Your answer should be one number, the count of lines in the records that carry the string "type".

= Input data =

####

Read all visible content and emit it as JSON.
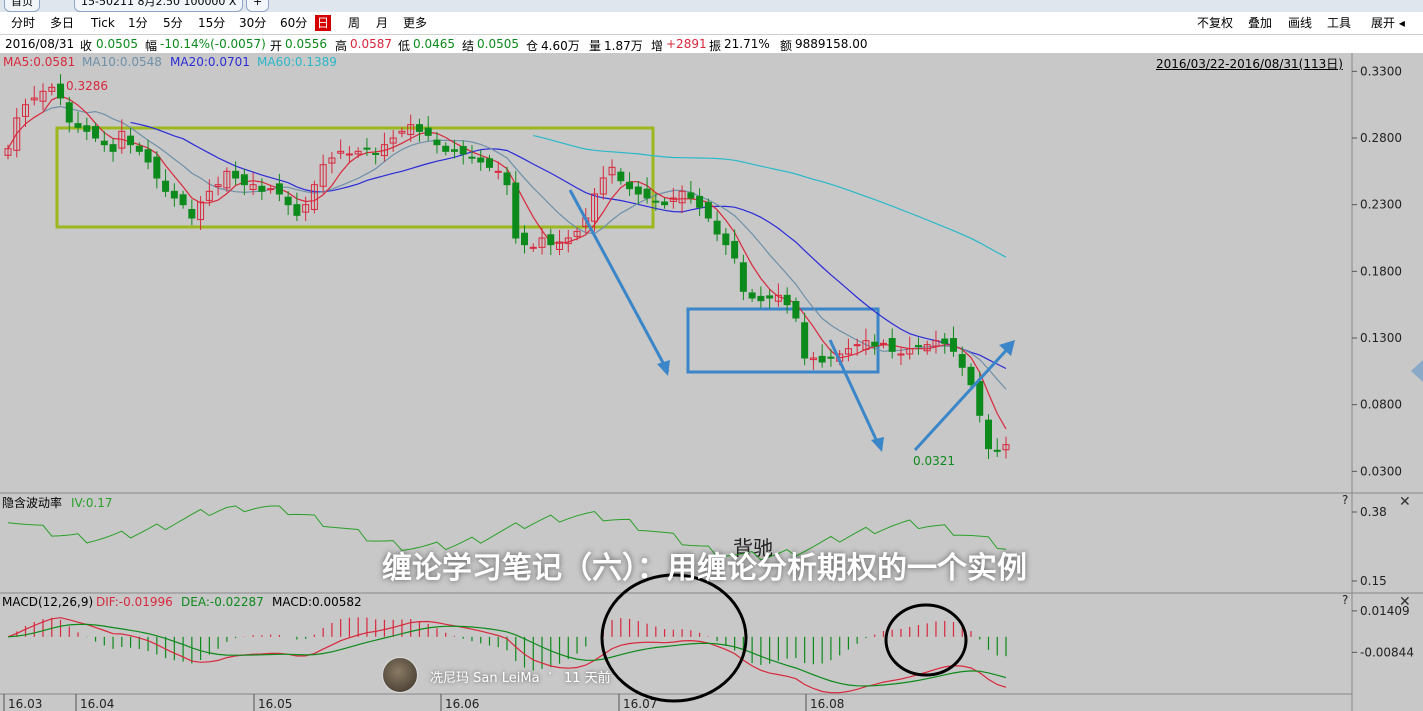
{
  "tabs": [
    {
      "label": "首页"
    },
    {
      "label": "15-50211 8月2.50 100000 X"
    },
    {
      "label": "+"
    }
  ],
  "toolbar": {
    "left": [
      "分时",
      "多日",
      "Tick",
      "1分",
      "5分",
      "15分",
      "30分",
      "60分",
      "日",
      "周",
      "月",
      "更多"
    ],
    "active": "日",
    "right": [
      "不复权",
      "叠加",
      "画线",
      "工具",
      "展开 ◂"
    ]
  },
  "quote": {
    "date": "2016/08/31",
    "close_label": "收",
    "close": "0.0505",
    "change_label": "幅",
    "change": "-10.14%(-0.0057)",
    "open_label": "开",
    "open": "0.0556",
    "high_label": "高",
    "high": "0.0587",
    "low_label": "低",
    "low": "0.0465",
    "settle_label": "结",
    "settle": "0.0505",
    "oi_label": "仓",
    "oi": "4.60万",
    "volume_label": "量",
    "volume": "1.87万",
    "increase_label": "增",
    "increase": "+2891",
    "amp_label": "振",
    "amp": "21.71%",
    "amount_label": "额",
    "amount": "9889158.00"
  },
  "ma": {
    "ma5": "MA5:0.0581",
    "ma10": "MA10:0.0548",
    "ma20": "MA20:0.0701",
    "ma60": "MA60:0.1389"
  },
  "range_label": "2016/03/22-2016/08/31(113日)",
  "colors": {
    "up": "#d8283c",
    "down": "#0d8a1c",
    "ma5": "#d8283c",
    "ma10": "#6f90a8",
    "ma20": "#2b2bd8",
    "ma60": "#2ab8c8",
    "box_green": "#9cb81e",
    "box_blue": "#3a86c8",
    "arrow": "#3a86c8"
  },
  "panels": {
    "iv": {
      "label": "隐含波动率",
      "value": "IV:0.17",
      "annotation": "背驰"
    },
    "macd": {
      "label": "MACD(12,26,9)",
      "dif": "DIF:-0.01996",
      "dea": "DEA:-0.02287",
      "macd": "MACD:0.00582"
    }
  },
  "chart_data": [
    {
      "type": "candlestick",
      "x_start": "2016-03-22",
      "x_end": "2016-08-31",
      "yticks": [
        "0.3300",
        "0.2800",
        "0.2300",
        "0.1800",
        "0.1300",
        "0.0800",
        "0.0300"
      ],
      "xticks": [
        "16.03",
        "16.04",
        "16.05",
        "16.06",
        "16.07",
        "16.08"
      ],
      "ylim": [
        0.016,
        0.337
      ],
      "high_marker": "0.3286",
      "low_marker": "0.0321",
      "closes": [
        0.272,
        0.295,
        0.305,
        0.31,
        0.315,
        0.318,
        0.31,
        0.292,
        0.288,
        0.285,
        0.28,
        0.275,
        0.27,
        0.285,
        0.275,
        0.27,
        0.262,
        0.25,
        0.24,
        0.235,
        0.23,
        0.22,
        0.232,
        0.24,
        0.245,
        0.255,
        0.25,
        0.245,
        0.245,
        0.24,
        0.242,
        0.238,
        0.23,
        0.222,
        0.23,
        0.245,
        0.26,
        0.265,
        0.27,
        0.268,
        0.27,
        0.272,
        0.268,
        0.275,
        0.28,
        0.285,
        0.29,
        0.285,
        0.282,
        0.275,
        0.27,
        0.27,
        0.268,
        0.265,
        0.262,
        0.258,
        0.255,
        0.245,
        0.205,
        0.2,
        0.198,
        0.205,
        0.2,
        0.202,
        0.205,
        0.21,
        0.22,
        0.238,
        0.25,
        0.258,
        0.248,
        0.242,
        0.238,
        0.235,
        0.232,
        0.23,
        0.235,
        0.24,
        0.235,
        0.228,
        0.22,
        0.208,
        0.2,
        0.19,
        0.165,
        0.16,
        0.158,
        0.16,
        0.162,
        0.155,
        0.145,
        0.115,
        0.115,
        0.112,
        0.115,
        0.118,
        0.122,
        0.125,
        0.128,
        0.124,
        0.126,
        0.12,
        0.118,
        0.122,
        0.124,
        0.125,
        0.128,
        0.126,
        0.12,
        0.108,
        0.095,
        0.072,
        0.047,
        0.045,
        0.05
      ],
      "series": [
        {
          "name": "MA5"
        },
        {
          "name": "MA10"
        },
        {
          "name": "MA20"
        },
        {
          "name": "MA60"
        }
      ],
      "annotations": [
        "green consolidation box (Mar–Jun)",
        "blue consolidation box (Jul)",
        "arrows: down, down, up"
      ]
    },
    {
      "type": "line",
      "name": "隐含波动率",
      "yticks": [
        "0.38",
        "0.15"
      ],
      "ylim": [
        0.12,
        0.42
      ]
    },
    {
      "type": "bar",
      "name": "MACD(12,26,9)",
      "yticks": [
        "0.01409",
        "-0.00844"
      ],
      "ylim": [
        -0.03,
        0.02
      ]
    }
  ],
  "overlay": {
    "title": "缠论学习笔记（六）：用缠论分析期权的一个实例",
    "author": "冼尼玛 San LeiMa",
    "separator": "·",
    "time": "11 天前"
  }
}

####

= Output for this task =
3